‘The Amazing World of M. C. Escher’, Dulwich Picture Gallery, Gallery Road, London SE21 until 17th January 2016
Maurits Cornelis Escher (1898–1972) is an artist of great appeal and even though you may think you don’t know his work you will most likely discover that you do from your childhood and teenage years – perhaps even from a Mott the Hoople LP cover, even though he refused Mick Jagger’s request to create one for the Stones. His work has influenced our popular culture; think of films such as Labyrinth, Inception and television programmes like the Family Guy and the Simpsons and even the gaming app Monument Valley.
As this first major UK exhibition which traces his whole career reveals he was a man of huge talent and imagination and one can totally understand why mathematicians find his work intriguing. The gallery’s Sackler Director Ian A. C. Dejardin sums it up eloquently: “It is difficult to think of an artist with a broader appeal than M C Escher. His images are so magical, and so incredibly clever, that he creates impossible images that feel utterly real, like the very best fantasy writers. Enjoying these impossible realities, it’s easy to overlook the astonishing skill that has gone into the drawing. This exhibition is a revelation; the artist defies categorisation, but Escher is a worthy addition to Dulwich’s wonderful series of exhibitions devoted to graphic artists”.

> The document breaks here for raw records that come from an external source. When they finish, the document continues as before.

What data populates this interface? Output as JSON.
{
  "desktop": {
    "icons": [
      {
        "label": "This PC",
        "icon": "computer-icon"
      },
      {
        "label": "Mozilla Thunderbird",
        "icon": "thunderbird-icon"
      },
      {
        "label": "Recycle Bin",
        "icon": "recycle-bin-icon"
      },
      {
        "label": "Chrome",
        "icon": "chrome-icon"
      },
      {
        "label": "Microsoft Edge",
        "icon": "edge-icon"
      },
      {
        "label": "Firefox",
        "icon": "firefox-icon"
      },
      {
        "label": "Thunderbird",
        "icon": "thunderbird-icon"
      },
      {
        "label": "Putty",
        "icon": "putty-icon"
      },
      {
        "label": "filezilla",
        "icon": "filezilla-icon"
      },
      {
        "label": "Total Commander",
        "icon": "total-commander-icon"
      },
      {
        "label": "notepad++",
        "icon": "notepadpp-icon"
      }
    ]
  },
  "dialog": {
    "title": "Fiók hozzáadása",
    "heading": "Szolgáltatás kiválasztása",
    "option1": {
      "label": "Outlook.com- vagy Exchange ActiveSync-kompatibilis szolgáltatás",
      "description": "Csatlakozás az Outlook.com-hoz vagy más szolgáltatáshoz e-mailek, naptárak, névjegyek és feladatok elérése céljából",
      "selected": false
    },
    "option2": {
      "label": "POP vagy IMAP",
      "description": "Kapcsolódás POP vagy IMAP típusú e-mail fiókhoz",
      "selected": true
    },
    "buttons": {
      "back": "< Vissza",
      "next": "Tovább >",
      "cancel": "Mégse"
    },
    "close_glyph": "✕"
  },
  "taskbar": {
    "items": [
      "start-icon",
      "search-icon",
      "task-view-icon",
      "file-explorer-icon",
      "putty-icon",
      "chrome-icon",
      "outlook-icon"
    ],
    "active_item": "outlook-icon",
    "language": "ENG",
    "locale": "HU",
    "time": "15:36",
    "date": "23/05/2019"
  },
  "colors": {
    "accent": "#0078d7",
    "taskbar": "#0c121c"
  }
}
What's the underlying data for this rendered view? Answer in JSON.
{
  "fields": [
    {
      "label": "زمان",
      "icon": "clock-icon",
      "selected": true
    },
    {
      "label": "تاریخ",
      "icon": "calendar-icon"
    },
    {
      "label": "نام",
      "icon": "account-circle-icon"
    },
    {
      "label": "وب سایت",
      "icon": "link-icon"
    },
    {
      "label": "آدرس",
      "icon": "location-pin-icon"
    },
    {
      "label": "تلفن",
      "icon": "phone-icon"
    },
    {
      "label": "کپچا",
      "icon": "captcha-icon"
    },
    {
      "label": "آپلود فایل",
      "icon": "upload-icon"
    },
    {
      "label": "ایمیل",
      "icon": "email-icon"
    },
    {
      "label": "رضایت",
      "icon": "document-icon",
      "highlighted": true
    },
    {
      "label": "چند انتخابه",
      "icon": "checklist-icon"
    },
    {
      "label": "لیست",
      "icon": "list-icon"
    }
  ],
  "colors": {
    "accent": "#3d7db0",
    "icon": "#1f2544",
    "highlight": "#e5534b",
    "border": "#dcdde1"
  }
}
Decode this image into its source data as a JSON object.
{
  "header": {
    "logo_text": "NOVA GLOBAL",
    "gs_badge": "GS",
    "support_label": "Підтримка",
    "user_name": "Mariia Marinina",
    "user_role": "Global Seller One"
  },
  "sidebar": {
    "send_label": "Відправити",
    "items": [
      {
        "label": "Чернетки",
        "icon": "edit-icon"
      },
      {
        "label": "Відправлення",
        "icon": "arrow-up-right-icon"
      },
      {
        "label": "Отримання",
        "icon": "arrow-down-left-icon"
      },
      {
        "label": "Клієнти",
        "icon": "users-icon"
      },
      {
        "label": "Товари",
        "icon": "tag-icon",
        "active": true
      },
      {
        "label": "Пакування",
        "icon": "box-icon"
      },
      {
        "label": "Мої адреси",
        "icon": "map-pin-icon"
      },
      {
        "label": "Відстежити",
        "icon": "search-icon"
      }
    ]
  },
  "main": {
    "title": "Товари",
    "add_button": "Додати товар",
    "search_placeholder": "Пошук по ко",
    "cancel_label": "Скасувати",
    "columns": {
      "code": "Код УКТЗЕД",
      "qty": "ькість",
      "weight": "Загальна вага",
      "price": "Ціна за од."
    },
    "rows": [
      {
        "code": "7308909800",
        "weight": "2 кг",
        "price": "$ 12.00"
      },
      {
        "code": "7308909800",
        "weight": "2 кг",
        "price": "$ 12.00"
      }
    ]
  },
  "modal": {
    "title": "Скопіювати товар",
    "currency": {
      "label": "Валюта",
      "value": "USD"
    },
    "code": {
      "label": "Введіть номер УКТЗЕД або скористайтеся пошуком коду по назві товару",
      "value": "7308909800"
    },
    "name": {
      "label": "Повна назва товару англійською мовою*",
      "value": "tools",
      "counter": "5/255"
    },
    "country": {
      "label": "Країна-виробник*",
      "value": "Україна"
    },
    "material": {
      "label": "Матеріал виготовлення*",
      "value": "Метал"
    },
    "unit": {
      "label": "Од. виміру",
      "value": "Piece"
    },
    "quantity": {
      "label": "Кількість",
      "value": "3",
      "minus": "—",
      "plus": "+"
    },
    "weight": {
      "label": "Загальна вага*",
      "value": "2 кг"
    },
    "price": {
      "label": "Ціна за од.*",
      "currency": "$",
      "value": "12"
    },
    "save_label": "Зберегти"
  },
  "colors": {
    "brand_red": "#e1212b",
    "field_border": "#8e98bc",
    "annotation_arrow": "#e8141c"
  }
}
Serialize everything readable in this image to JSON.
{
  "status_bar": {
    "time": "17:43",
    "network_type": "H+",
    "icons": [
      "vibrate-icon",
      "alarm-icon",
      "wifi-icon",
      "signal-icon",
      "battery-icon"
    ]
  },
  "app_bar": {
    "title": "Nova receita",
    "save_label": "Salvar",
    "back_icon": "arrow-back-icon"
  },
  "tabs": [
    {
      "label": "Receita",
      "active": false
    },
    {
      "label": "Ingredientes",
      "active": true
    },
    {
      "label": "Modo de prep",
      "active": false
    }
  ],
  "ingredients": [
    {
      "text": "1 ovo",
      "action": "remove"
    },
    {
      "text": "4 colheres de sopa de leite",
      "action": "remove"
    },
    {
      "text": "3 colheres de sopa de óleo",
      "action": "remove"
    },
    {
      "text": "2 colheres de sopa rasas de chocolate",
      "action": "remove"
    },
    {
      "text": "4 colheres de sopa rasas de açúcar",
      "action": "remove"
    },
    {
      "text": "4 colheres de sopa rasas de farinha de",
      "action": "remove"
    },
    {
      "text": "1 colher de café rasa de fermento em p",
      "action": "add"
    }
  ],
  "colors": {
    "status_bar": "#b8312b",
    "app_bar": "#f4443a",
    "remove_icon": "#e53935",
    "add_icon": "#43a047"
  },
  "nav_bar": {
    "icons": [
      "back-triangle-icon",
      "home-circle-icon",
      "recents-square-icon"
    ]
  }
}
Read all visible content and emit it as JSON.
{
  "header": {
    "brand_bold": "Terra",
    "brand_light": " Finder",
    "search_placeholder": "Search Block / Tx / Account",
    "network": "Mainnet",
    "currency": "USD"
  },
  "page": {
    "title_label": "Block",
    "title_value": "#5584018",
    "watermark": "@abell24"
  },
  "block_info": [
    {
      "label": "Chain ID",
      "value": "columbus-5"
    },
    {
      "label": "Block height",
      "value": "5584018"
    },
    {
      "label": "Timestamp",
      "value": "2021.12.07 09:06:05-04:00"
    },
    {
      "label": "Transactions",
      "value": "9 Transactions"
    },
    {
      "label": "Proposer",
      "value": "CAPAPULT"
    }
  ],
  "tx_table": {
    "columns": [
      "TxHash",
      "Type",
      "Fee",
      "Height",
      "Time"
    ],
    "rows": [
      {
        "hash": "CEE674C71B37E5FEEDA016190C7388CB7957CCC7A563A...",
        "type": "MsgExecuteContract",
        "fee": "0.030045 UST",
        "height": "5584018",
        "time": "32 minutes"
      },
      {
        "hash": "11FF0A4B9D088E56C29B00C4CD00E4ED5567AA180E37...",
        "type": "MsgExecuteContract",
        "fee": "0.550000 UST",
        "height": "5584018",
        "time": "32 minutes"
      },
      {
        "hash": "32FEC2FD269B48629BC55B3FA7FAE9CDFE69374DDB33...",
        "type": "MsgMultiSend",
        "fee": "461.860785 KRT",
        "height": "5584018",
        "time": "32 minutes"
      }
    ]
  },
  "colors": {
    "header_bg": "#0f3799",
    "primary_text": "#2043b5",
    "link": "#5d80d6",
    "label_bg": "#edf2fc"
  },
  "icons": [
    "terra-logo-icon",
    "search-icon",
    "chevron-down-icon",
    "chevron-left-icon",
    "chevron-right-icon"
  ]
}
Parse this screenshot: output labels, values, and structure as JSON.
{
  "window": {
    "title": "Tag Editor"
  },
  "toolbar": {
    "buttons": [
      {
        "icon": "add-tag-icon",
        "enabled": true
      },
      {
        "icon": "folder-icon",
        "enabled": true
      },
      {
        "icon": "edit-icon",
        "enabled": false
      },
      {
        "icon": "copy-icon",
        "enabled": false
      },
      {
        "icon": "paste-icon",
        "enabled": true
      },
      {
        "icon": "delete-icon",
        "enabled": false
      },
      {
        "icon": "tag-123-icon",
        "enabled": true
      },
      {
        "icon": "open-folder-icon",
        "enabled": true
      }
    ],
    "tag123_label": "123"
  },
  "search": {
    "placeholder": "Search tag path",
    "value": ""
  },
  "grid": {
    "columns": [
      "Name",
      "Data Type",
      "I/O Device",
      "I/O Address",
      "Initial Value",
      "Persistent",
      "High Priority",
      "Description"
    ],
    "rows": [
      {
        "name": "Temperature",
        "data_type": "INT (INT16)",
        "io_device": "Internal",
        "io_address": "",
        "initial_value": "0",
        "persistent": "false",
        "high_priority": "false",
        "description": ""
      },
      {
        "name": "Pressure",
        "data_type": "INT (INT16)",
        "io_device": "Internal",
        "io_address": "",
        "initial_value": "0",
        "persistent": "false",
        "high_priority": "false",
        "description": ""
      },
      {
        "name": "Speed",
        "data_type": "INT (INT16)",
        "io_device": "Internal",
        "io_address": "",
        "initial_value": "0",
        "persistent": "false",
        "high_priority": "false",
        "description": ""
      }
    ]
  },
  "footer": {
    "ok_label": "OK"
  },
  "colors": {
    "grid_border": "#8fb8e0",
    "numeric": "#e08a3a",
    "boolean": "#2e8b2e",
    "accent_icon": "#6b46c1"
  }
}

The works come together with archive material from the collection of the Gemeentemuseum Den Haag, The Netherlands.